Airdrop pulls moisture out of even the driest Aussie skies to provide water for farming, just like the moisture vaporators of Tatooine.
(Airdrop Moisture Vaporator)
Edward Linacre of Swinburne University of Technology in Melbourne has tapped the Namib beetle - a desert dwelling species that survives in the most arid conditions on Earth - to create an irrigation system that can pull liquid moisture straight out of dry desert air.
Airdrop, as the system is known, borrows a trick from the Namib beetle, which can live in areas that receive just half an inch of rain per year by harvesting the moisture from the air that condenses on its back during the early morning hours.
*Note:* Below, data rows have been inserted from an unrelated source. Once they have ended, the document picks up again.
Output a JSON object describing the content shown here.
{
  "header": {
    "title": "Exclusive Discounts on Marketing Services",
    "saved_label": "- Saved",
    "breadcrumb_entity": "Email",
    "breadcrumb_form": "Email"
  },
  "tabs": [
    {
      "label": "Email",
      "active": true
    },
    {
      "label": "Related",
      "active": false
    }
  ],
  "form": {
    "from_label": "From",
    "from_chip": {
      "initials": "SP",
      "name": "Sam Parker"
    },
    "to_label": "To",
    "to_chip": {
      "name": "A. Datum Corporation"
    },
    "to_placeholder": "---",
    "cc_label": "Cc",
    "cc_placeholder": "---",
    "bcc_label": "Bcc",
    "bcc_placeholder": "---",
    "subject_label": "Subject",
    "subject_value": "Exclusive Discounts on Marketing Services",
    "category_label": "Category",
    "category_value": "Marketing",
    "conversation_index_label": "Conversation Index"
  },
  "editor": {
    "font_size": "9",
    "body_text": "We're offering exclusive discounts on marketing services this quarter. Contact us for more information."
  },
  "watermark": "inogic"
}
A hydrophilic skin helps to snare water molecules passing on the breeze, which then accumulate into droplets of consumable liquid water.
Airdrop mimics this idea, though on a larger scale. The self-powering device pumps air into a network of underground pipes, where it cools enough for water to condense. From there the moisture is delivered to the roots of nearby plants. Linacre's calculations show that about 11.5 millilitres can be harvested from every cubic metre of air, and further development could raise that number even higher.
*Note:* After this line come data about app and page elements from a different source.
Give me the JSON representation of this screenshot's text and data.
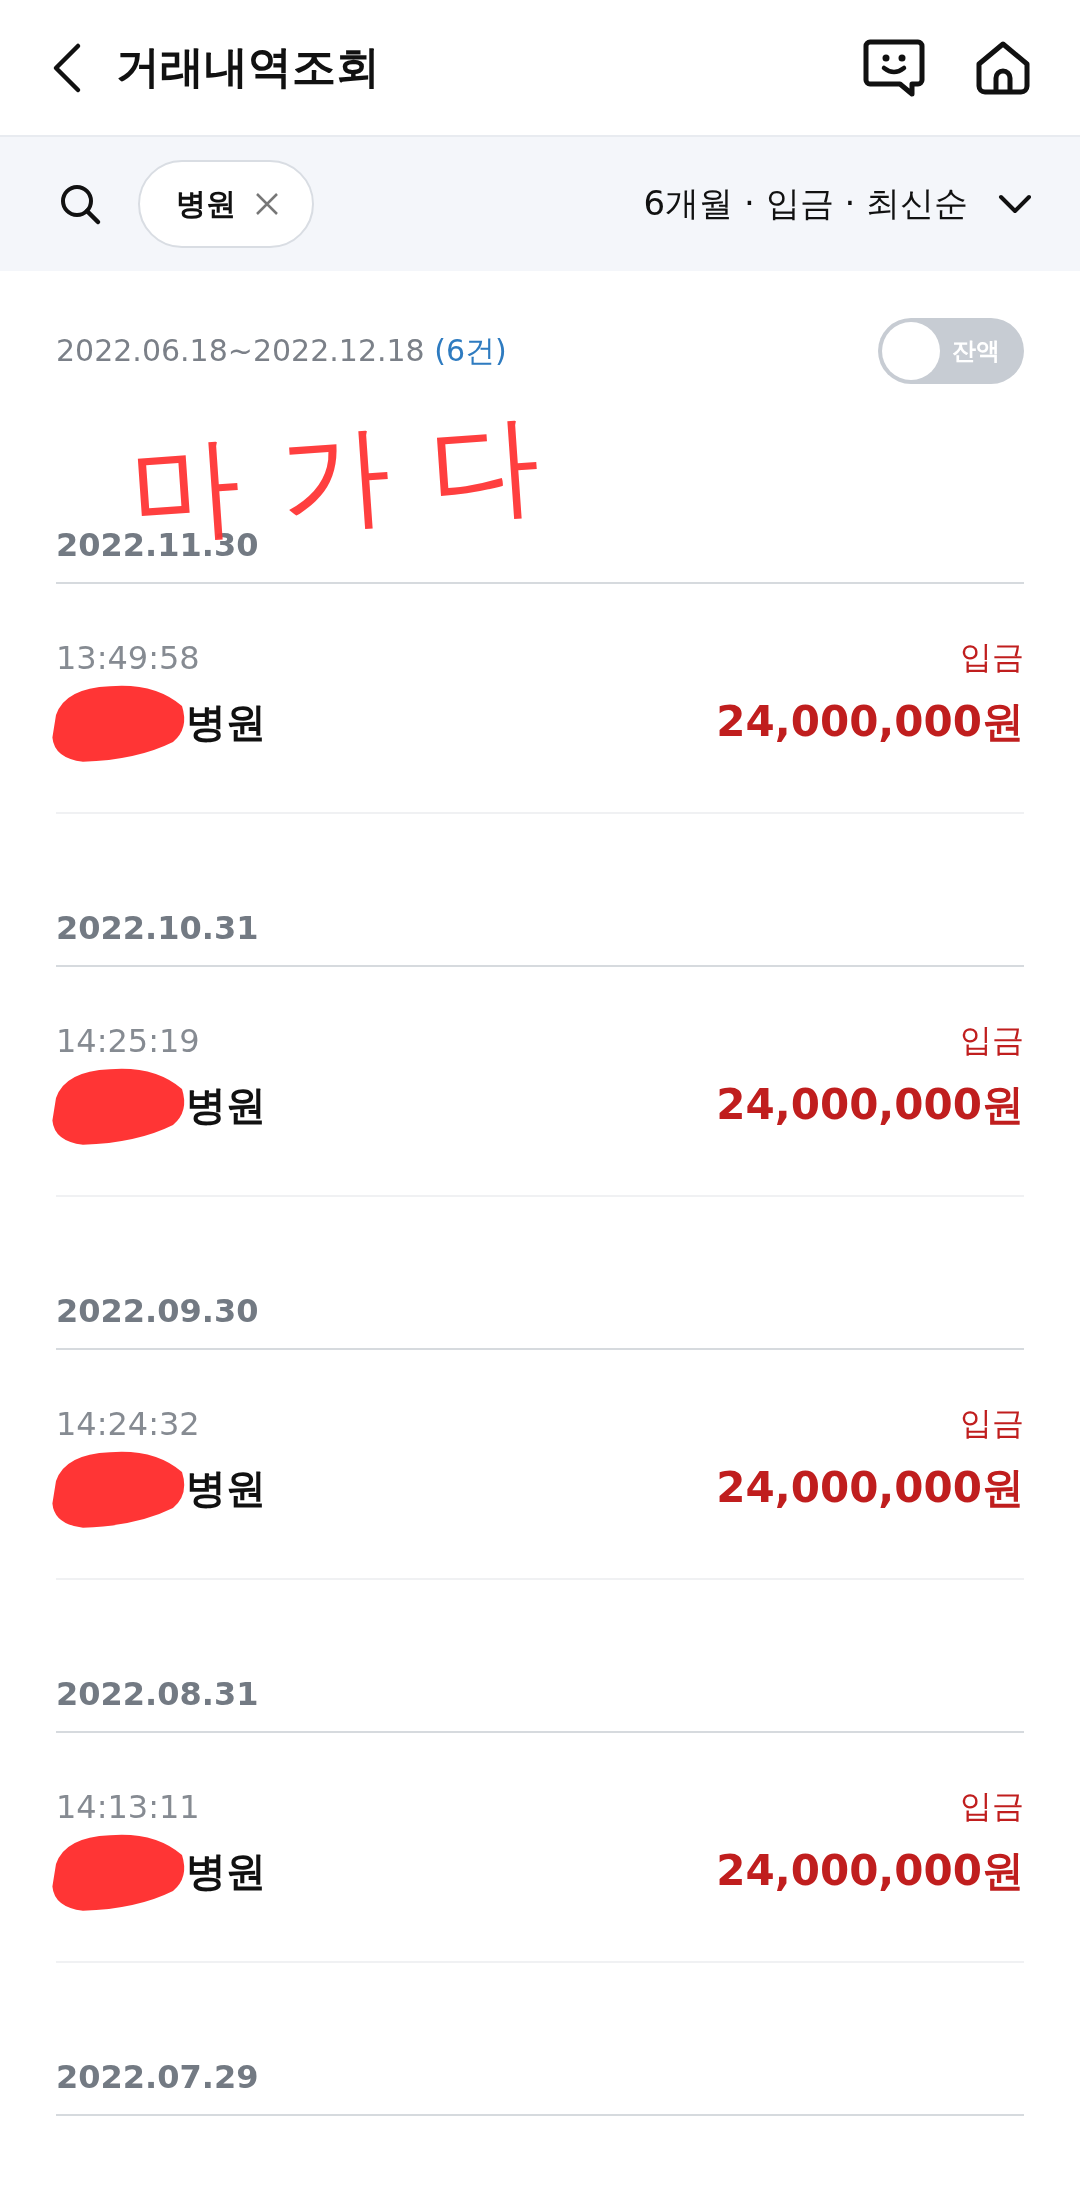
{
  "header": {
    "title": "거래내역조회"
  },
  "filter": {
    "chip": "병원",
    "summary": "6개월 · 입금 · 최신순"
  },
  "period": {
    "range": "2022.06.18~2022.12.18",
    "count": "(6건)"
  },
  "balance_toggle": {
    "label": "잔액",
    "on": false
  },
  "handwritten_overlay": "마가다",
  "groups": [
    {
      "date": "2022.11.30",
      "transactions": [
        {
          "time": "13:49:58",
          "type": "입금",
          "name": "병원",
          "amount": "24,000,000원",
          "redacted": true
        }
      ]
    },
    {
      "date": "2022.10.31",
      "transactions": [
        {
          "time": "14:25:19",
          "type": "입금",
          "name": "병원",
          "amount": "24,000,000원",
          "redacted": true
        }
      ]
    },
    {
      "date": "2022.09.30",
      "transactions": [
        {
          "time": "14:24:32",
          "type": "입금",
          "name": "병원",
          "amount": "24,000,000원",
          "redacted": true
        }
      ]
    },
    {
      "date": "2022.08.31",
      "transactions": [
        {
          "time": "14:13:11",
          "type": "입금",
          "name": "병원",
          "amount": "24,000,000원",
          "redacted": true
        }
      ]
    },
    {
      "date": "2022.07.29"
    }
  ]
}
As sf fans know, the only way to farm on Tatooine was to use moisture vaporators to pull water out of the air:, using a "vaporator sunk securely through sand and into deeper rock":
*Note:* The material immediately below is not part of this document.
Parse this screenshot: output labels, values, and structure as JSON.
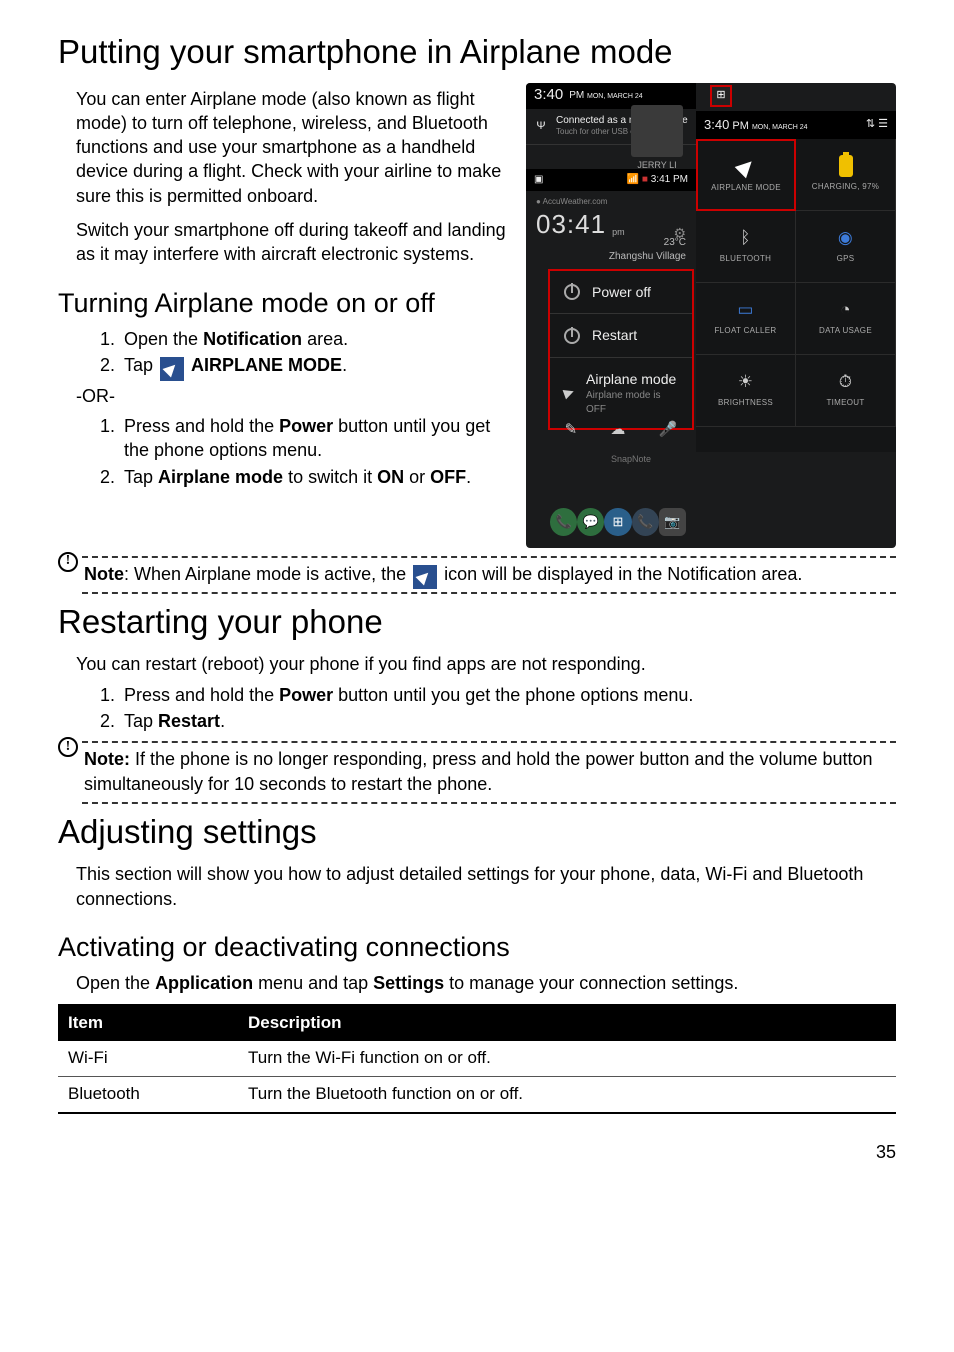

For human purposes, however, the water of Tatooine was only marginally accessible. The atmosphere yielded its moisture with reluctance. It had to be coaxed down out of the hard blue sky -- coaxed, forced, yanked down to the parched surface.
Luke Skywalker was twice the age of the 10-year-old vaporator, but much less secure. At the moment he was swearing softly at a recalcitrant valve adjuster on the temperamental device.
(Read more about Lucas' vaporator)
Seabreacher, H.G. Winter's 1939 Torpoon
'Ken lay full-length in the padded body compartment, his feet resting on the controlling bars of the directional planes, hands on the torpoon's engine levers.' - HG Winters, 1939.